Sheridan’s first case against Touchstone, ABC Studios, ABC Entertainment and Desperate Housewives’ Executive Producer Marc Cherry ended in a mistrial on March 19 when the jury was deadlocked. Cherry was dismissed as a defendant before the end of the first trial and would not have been a defendant in any retrial. Sheridan has contended that her character was …
Character actress Kathryn Joosten, who played the snoop Karen McCluskey on Desperate Housewives and the president’s secretary on The West Wing, died today in Los Angeles after battling lung cancer for years. She was 72. She won two Emmys for the Desperate Housewives role. Her character also battled cancer and passed away in the series finale in May. In addition to her other major role as Mrs. Landingham on The West Wing, she had a recurring gig in Dharma & Greg and guest starred in Ally McBeal, Scrubs and My Name Is Earl. Joosten, who had a career as a psychiatric nurse before turning to acting, was also active in animal rights causes.

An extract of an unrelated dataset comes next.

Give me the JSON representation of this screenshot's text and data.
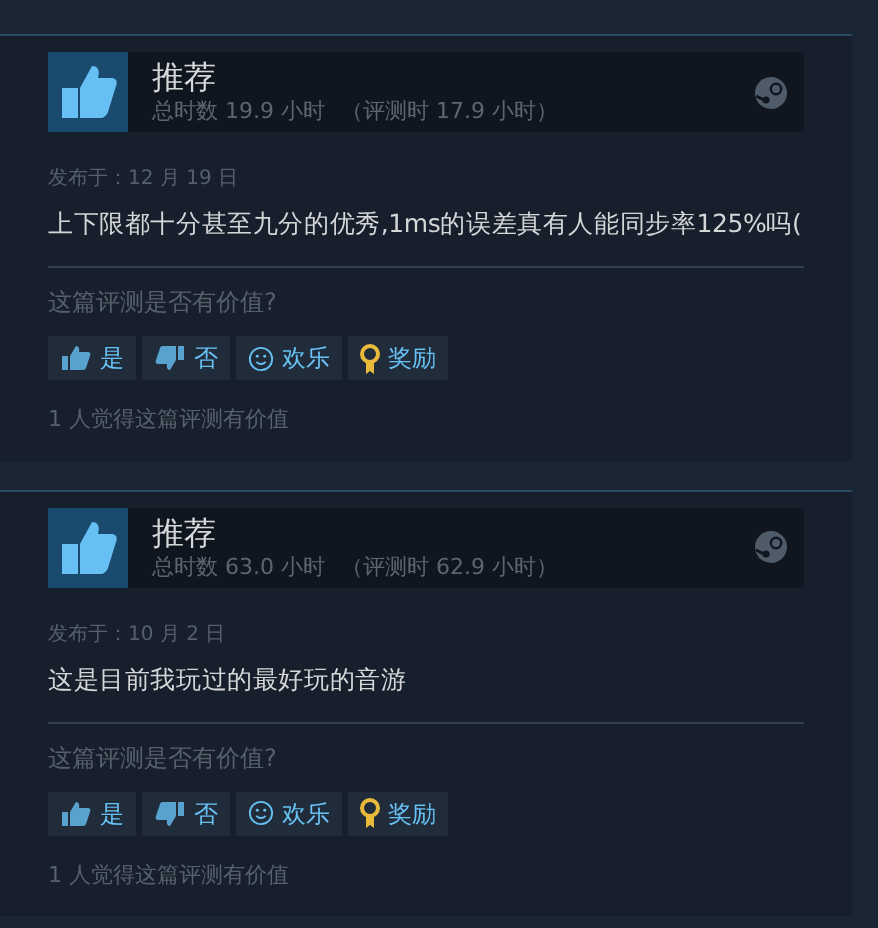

Additionally Joosten served as a Governor for the Academy of Television Arts & Sciences Performers Peer Group. She completed two terms and was in her third at the time of her death. In his condolences statement TV Academy COO Alan Perris said she was “an exceptional representative of the performers peer group and spirited contributor to our organization. She will be missed.” A lengthy interview Joosten did with TV Academy Foundation’s Archive of American Television will be posted Monday, June 4th, at EmmyTVLegends.org.

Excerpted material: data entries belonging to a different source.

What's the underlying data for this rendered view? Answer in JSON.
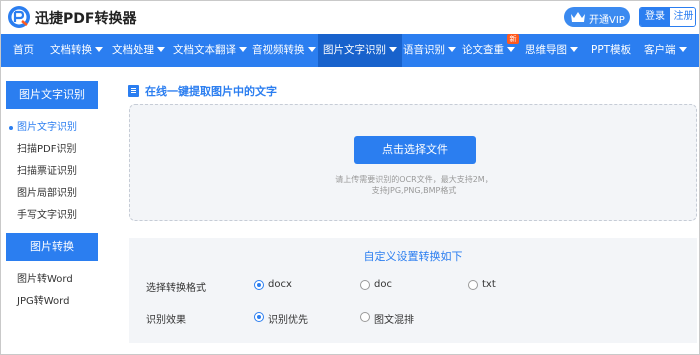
{
  "header": {
    "brand": "迅捷PDF转换器",
    "vip_label": "开通VIP",
    "login_label": "登录",
    "register_label": "注册"
  },
  "nav": {
    "items": [
      {
        "label": "首页"
      },
      {
        "label": "文档转换"
      },
      {
        "label": "文档处理"
      },
      {
        "label": "文档文本翻译"
      },
      {
        "label": "音视频转换"
      },
      {
        "label": "图片文字识别",
        "active": true
      },
      {
        "label": "语音识别"
      },
      {
        "label": "论文查重"
      },
      {
        "label": "思维导图"
      },
      {
        "label": "PPT模板"
      },
      {
        "label": "客户端"
      }
    ],
    "new_badge": "新"
  },
  "sidebar": {
    "section1_title": "图片文字识别",
    "section1_items": [
      "图片文字识别",
      "扫描PDF识别",
      "扫描票证识别",
      "图片局部识别",
      "手写文字识别"
    ],
    "section2_title": "图片转换",
    "section2_items": [
      "图片转Word",
      "JPG转Word"
    ]
  },
  "main": {
    "title": "在线一键提取图片中的文字",
    "upload_button": "点击选择文件",
    "hint_line1": "请上传需要识别的OCR文件，最大支持2M，",
    "hint_line2": "支持JPG,PNG,BMP格式",
    "settings_title": "自定义设置转换如下",
    "format_label": "选择转换格式",
    "format_options": [
      "docx",
      "doc",
      "txt"
    ],
    "format_selected": "docx",
    "effect_label": "识别效果",
    "effect_options": [
      "识别优先",
      "图文混排"
    ],
    "effect_selected": "识别优先"
  },
  "colors": {
    "primary": "#2b7ef0",
    "nav_active": "#1862cc",
    "panel_bg": "#f3f5f8",
    "badge": "#ff5a1f"
  }
}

UPDATED, 9:55 AM: Disney/ABC just objected in court to the judge’s start date for the retrial, so the start has been shifted to September 10. The trial is scheduled to run through September 25, and a status conference has been set for September 5. White also rejected today the defense’s motion to dismiss the case, and also rejected a plaintiff’s request for financial sanctions.

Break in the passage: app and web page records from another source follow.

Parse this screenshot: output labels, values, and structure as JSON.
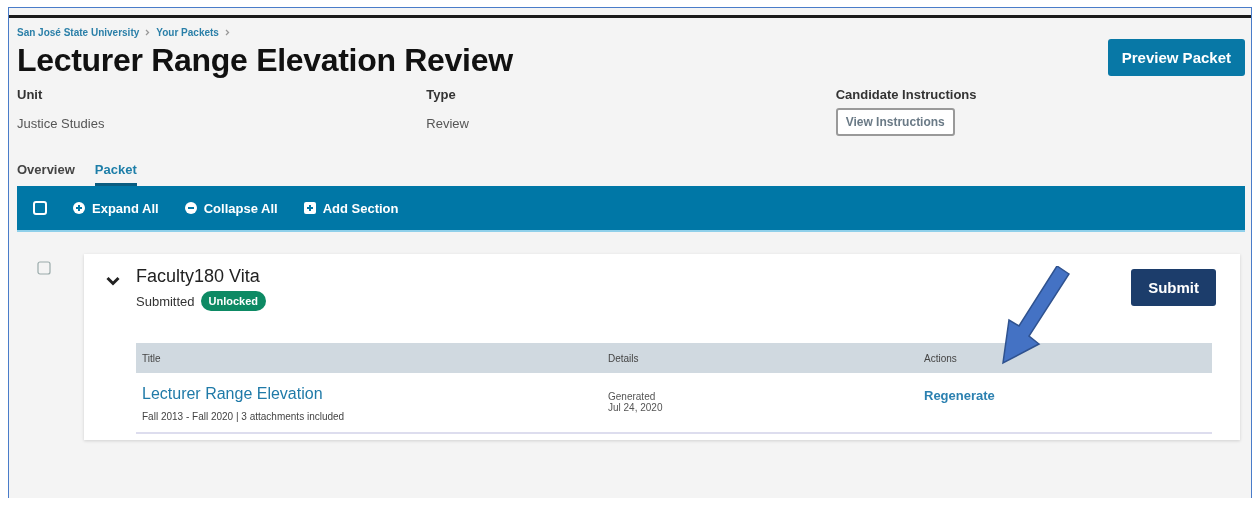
{
  "breadcrumbs": [
    "San José State University",
    "Your Packets"
  ],
  "title": "Lecturer Range Elevation Review",
  "preview_button": "Preview Packet",
  "fields": [
    {
      "label": "Unit",
      "value": "Justice Studies"
    },
    {
      "label": "Type",
      "value": "Review"
    }
  ],
  "instructions": {
    "label": "Candidate Instructions",
    "button": "View Instructions"
  },
  "tabs": [
    {
      "label": "Overview",
      "selected": false
    },
    {
      "label": "Packet",
      "selected": true
    }
  ],
  "toolbar": {
    "select_all_checked": false,
    "actions": [
      {
        "kind": "expand",
        "label": "Expand All"
      },
      {
        "kind": "collapse",
        "label": "Collapse All"
      },
      {
        "kind": "add",
        "label": "Add Section"
      }
    ]
  },
  "section": {
    "checked": false,
    "expanded": true,
    "title": "Faculty180 Vita",
    "status": "Submitted",
    "badge": "Unlocked",
    "submit_button": "Submit",
    "table": {
      "columns": [
        "Title",
        "Details",
        "Actions"
      ],
      "rows": [
        {
          "title": "Lecturer Range Elevation",
          "subtitle": "Fall 2013 - Fall 2020 | 3 attachments included",
          "details": [
            "Generated",
            "Jul 24, 2020"
          ],
          "action": "Regenerate"
        }
      ]
    }
  }
}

PREVIOUS, 9:51 AM: Judge Elizabeth Allen White today set June 4 as the start date of a second trial in Nicollette Sheridan’s wrongful termination suit against ABC Studios and ABC. White said the trial is expected to take 12 days. A mistrial was declared in the first trial March 19 after the 12-person jury told the judge it was deadlocked 8-4. Sheridan has contended that her Desperate Housewives character Edie Britt was suddenly killed off in early 2009 because of complaints she made over an alleged head-hitting incident on the Desperate Housewives set with executive producer and series creator Marc Cherry on September 24, 2008. The three weeks of the first trial saw a parade of former ABC executives, such as former ABC Entertainment President Steve McPherson and former ABC Studios boss Mark Pedowitz, and both Sheridan and Cherry, among others, take the stand. Cherry, who was in court throughout much of the first trial, was removed as a defendant midway through the trial when the battery charge against …